In a finding that may have significant implications for how glaucoma is diagnosed and managed, researchers from the University of South Florida (USF) have found that both eye and brain pressure are physiologically connected.
According to research published in the Journal of Physiology, the strain placed on the optic nerve relates to not just eye pressure, but the difference in pressure between the eye and the brain.
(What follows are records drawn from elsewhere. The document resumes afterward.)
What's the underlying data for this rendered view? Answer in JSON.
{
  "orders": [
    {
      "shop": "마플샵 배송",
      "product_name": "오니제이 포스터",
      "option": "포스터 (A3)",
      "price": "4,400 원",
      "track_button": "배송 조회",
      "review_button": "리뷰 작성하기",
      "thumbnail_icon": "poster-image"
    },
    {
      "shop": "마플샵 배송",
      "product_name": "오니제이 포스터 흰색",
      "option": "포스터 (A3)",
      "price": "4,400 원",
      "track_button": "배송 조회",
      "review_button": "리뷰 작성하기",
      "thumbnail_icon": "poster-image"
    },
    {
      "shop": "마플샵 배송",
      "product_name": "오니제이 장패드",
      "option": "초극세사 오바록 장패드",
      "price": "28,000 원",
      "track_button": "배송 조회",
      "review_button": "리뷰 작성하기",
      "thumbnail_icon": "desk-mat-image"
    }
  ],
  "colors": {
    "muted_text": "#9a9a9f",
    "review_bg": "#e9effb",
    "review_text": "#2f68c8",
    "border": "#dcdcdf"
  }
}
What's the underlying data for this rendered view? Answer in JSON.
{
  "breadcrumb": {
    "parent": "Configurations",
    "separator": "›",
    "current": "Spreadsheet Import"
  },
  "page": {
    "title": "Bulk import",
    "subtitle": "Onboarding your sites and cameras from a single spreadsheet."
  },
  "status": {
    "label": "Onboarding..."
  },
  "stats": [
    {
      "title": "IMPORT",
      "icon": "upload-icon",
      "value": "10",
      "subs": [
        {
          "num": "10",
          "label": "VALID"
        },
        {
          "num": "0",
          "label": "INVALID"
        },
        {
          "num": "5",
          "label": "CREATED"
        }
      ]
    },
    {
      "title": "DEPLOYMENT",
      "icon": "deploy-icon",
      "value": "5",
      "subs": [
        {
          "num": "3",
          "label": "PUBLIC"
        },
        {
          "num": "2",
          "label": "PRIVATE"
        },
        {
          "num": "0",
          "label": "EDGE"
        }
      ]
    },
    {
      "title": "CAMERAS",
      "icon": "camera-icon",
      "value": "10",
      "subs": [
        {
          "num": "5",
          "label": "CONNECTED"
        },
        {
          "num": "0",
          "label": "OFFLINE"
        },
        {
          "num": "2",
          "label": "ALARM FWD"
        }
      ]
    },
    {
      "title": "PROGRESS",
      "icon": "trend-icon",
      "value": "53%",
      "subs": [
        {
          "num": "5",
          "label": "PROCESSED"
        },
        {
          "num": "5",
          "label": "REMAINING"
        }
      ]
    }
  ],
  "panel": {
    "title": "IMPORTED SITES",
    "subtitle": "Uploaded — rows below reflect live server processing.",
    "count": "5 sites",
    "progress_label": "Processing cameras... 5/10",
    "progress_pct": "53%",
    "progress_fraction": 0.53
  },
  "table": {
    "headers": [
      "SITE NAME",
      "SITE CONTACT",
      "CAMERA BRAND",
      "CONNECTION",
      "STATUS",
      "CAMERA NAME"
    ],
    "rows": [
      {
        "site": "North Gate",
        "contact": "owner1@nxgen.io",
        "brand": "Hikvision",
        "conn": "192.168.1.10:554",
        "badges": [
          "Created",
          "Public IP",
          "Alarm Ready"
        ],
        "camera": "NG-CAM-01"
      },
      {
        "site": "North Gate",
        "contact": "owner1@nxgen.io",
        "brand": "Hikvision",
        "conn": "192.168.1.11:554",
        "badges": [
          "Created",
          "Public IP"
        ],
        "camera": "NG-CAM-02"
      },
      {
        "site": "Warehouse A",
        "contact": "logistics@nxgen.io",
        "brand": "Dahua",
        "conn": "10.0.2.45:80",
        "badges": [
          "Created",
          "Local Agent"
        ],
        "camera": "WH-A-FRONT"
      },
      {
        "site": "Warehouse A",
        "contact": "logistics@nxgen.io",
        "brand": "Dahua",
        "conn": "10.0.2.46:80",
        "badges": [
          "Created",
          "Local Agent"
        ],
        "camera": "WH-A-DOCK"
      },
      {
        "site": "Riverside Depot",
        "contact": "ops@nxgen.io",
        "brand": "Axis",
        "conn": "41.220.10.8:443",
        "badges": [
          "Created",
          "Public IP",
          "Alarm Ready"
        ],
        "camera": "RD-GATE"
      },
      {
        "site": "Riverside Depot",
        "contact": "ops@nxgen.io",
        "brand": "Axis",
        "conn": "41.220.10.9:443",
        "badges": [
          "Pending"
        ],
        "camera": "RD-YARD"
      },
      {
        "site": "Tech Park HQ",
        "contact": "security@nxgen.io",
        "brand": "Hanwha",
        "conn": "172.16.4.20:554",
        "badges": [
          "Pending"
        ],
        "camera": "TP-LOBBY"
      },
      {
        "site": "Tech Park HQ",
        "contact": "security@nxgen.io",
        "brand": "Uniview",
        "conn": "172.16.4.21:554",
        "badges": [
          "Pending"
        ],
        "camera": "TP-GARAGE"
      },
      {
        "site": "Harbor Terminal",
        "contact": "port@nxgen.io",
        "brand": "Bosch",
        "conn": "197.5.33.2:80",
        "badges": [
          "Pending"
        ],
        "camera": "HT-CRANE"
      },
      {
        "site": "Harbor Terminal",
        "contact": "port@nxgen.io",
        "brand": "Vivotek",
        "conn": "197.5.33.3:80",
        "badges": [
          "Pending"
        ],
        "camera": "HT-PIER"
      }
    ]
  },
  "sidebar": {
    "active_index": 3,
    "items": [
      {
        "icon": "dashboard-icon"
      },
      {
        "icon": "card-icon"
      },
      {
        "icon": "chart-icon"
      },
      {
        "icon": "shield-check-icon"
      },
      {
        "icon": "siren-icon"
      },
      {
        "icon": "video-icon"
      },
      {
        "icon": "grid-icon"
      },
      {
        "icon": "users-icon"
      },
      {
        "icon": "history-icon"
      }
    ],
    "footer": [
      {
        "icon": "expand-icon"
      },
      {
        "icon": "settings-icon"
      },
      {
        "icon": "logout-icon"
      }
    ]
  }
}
The team came to this conclusion by altering the brain pressure in animal models and spotting changes in the fluid drainage properties of the eye.
When chemicals that eliminated feedback signals from the brain were used, the eye returned to a state of healthy pressure across the optic nerve.
“The drainage control system may service to protect the optic nerve from swings in eye or brain pressure,” Dr Chris Passaglia, professor in the USF Department of Medical Engineering, said.
“Its discovery offers a new target for glaucoma treatment, wherein the modulatory mechanisms of the system might be exploited to help lower eye pressure and impede disease progression in glaucoma patients.”
The team is now trying to pinpoint the precise details of what signals are sent to the brain through which particular nerve fibres. This could potentially pave the way for more accurate glaucoma diagnosis and potential therapeutic pathways.